September is National Preparedness Month, and we’re still in the midst of hurricane season. Are the trees on your property in good shape? Are there old, dead or damaged trees that could cause serious damage to a structure or even injury to a person?
While you should always consult a tree care professional, such as a certified arborist, there are things you can do to try to help prevent damage before it happens.
How storms damage trees:
- Torrential downpours from thunderstorms and hurricanes saturate the ground with rainwater, resulting in trees that are more easily toppled by winds because the tree roots can’t firmly hold the tree in soaked soil.1
- Storms can cause broken branches and snapped tree trunks. Broken branches and limbs can fall without warning, causing severe injury or damage.
- It takes a while for a strong root system to develop in a tree, so recently-planted trees are an even greater risk for toppling or splitting.
- As branches whip around in the wind, damage can also be done to close-by buildings and power lines.
Beware of “hazard trees:”

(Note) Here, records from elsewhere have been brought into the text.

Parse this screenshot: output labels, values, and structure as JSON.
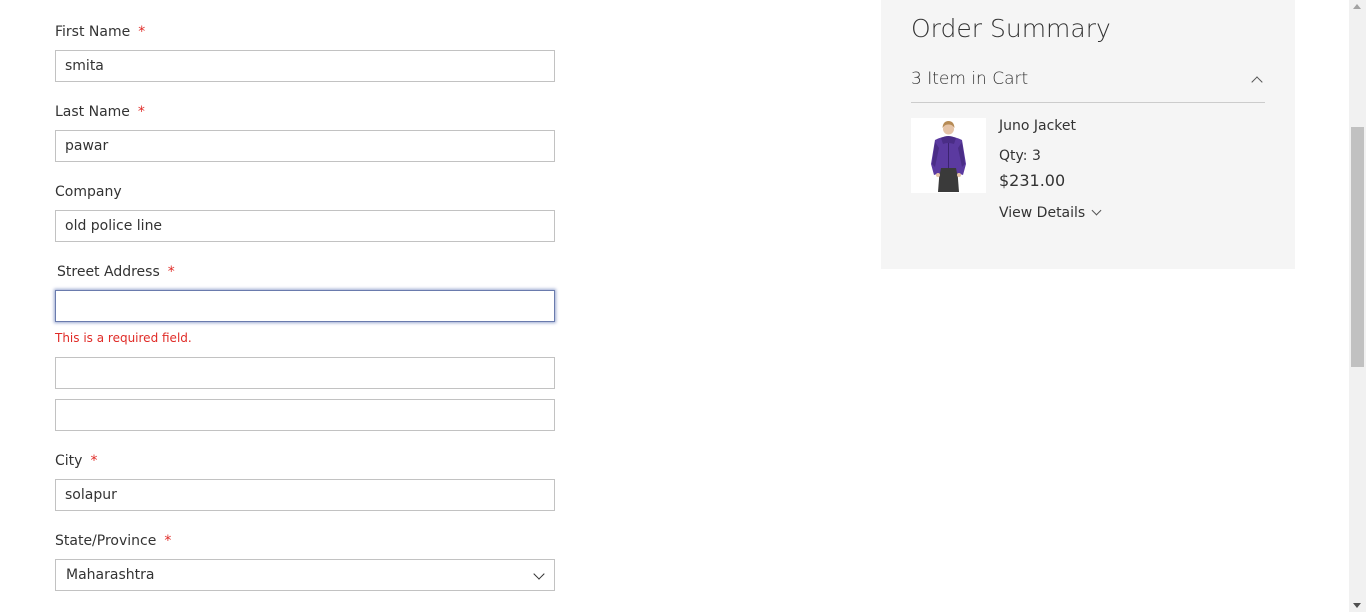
{
  "form": {
    "first_name": {
      "label": "First Name",
      "required": "*",
      "value": "smita"
    },
    "last_name": {
      "label": "Last Name",
      "required": "*",
      "value": "pawar"
    },
    "company": {
      "label": "Company",
      "value": "old police line"
    },
    "street": {
      "label": "Street Address",
      "required": "*",
      "line1": "",
      "line2": "",
      "line3": "",
      "error": "This is a required field."
    },
    "city": {
      "label": "City",
      "required": "*",
      "value": "solapur"
    },
    "state": {
      "label": "State/Province",
      "required": "*",
      "value": "Maharashtra"
    }
  },
  "summary": {
    "title": "Order Summary",
    "cart_count": "3 Item in Cart",
    "item": {
      "name": "Juno Jacket",
      "qty": "Qty: 3",
      "price": "$231.00",
      "view_details": "View Details",
      "image_icon": "purple-jacket-product-photo"
    }
  },
  "colors": {
    "required": "#e02b27",
    "error": "#e02b27",
    "focus_border": "#6a7bad",
    "summary_bg": "#f5f5f5"
  }
}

- A hazard tree is one likely to cause problems. Age is an important factor in hazard tree management risk of failure increases with age. Typically longer-lived tree species are preferred, but the environment in which a tree lives also determines its hazard potential.2
- Some trees are more likely to suffer storm damage, such as willow, white spruce, cedar, and white pine. These species also tend to live in wetter soils which can contribute tree falling.3

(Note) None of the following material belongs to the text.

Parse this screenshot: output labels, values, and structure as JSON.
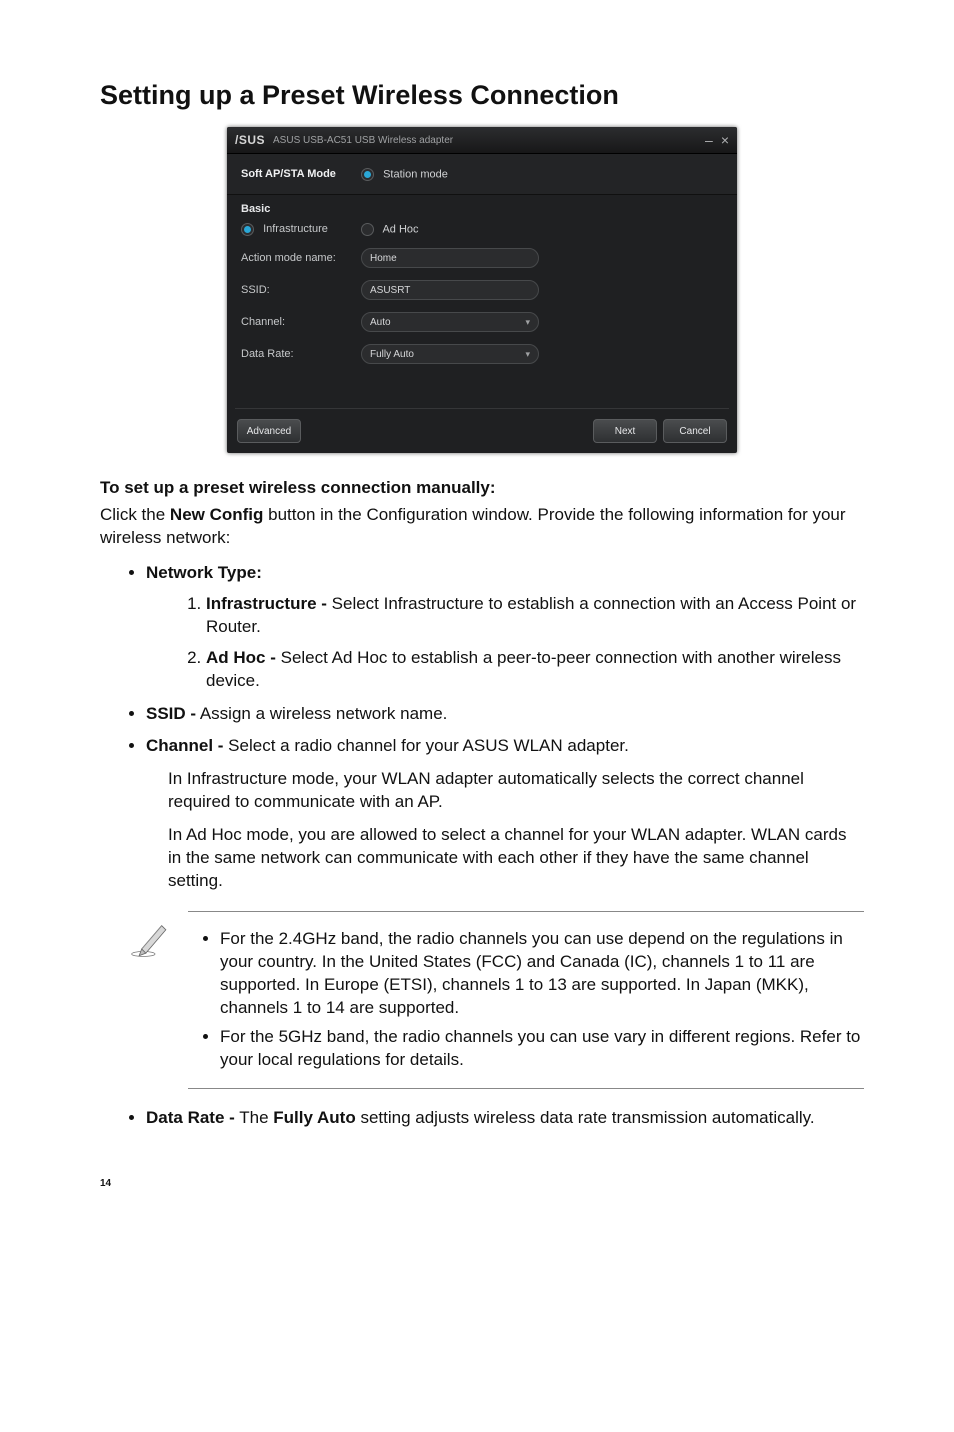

- Dead branches will sooner or later fall, and when they do, they may hurt people or damage cars or buildings.
- With a dead tree, it’s a matter of “when” it will fall, not “if.” Dead trees pose more of a problem when located near a home, office complex, or area where people may be walking.
Do periodic inspections of your trees:

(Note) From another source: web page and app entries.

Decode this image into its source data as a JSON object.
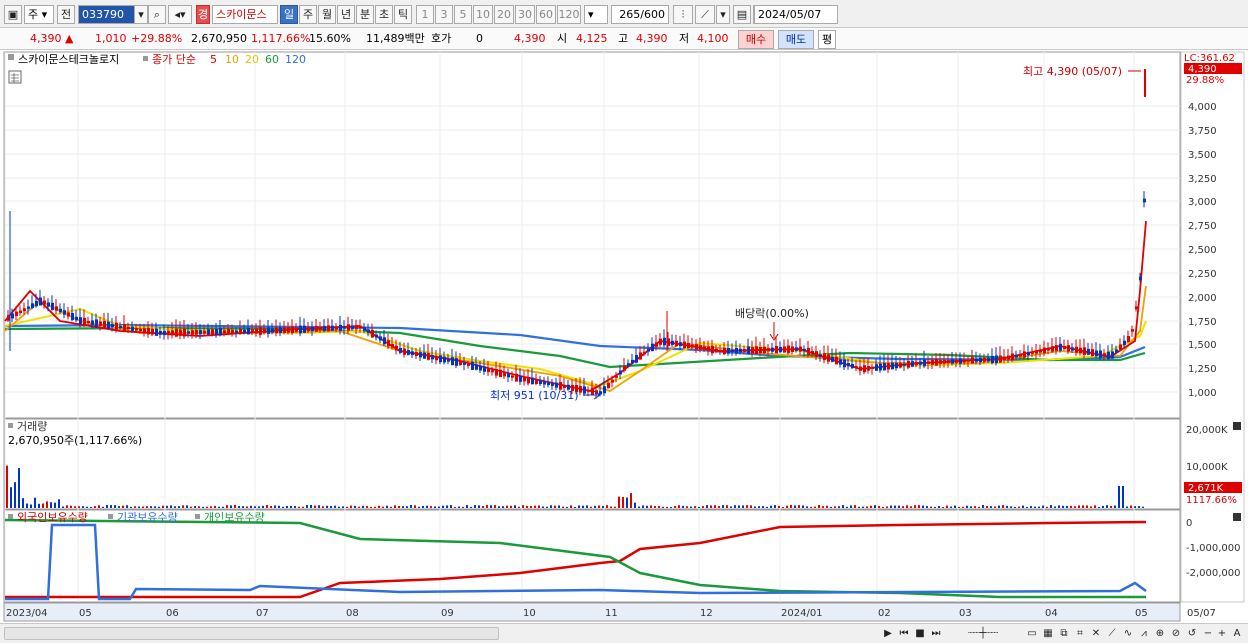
{
  "toolbar": {
    "market": "주",
    "jeon": "전",
    "code": "033790",
    "stock_name": "스카이문스",
    "stock_prefix": "경",
    "periods": [
      "일",
      "주",
      "월",
      "년",
      "분",
      "초",
      "틱"
    ],
    "active_period": "일",
    "intervals": [
      "1",
      "3",
      "5",
      "10",
      "20",
      "30",
      "60",
      "120"
    ],
    "count": "265",
    "count_total": "/600",
    "date": "2024/05/07"
  },
  "quote": {
    "price": "4,390",
    "change": "1,010",
    "change_pct": "+29.88%",
    "volume": "2,670,950",
    "volume_pct": "1,117.66%",
    "turnover": "15.60%",
    "amount": "11,489백만",
    "hoga_label": "호가",
    "hoga_value": "0",
    "hoga_price": "4,390",
    "open_label": "시",
    "open": "4,125",
    "high_label": "고",
    "high": "4,390",
    "low_label": "저",
    "low": "4,100",
    "buy_label": "매수",
    "sell_label": "매도",
    "eval_label": "평"
  },
  "legend": {
    "name": "스카이문스테크놀로지",
    "ma_label": "종가 단순",
    "ma_periods": [
      "5",
      "10",
      "20",
      "60",
      "120"
    ],
    "ma_colors": [
      "#e00000",
      "#f0a000",
      "#f0e000",
      "#1a9a3a",
      "#2f6fe0"
    ]
  },
  "annotations": {
    "lc_label": "LC:361.62",
    "current_tag": "4,390",
    "pct_tag": "29.88%",
    "high_label": "최고 4,390 (05/07)",
    "low_label": "최저 951 (10/31)",
    "dividend_label": "배당락(0.00%)"
  },
  "price_axis": [
    "4,000",
    "3,750",
    "3,500",
    "3,250",
    "3,000",
    "2,750",
    "2,500",
    "2,250",
    "2,000",
    "1,750",
    "1,500",
    "1,250",
    "1,000"
  ],
  "volume_panel": {
    "title": "거래량",
    "current": "2,670,950주(1,117.66%)",
    "axis": [
      "20,000K",
      "10,000K"
    ],
    "tag": "2,671K",
    "pct_tag": "1117.66%"
  },
  "holdings_panel": {
    "series": [
      "외국인보유수량",
      "기관보유수량",
      "개인보유수량"
    ],
    "colors": [
      "#e00000",
      "#2f6fe0",
      "#1a9a3a"
    ],
    "axis": [
      "0",
      "-1,000,000",
      "-2,000,000"
    ]
  },
  "x_axis": [
    "2023/04",
    "05",
    "06",
    "07",
    "08",
    "09",
    "10",
    "11",
    "12",
    "2024/01",
    "02",
    "03",
    "04",
    "05",
    "05/07"
  ]
}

- Periodic, thorough inspections are essential to prevent accidents. (Stay on the ground and avoid climbing the trees, though!)4
- Inspect trees from bottom to top, looking for signs of root rot (decay of a tree’s root system caused by poor drainage or fungal infections)5 or butt rot (a disease caused by fungi and affecting the trunk of the tree near the ground6). Continue up the trunk to the crown, looking for anything that might be a potential hazard.7
- Make at least one inspection per year, but two are recommended: one in the summer while the leaves are out and one in winter.
What to look for when inspecting trees:
- Look for trees with holes or rot at the base, cracks and splits, as well as mushroom growth, all signs of a rotting tree.8
- Tree branches that are not attached to the tree and that are dangling or caught in other branches should be removed if they’re in areas where people walk or if they could fall and damage structures.
- Trees with branches that regularly fall may indicate a bigger problem with the tree.
- Trees that lean strongly in one direction, especially if roots are exposed and lifted out of the ground, are indicative of a tree that may cause problems. The tree should be examined closely and removed if it’s close to a structure or area where people walk or gather.
- Inspect your trees regularly.
- Call in a tree care professional, such as an arborist or tree trimmer, to accurately diagnose and safely correct problems.
- Report any property damage to your insurance agent immediately and make temporary repairs to structures to prevent further damage.
2, 4, 7. Agrilife.org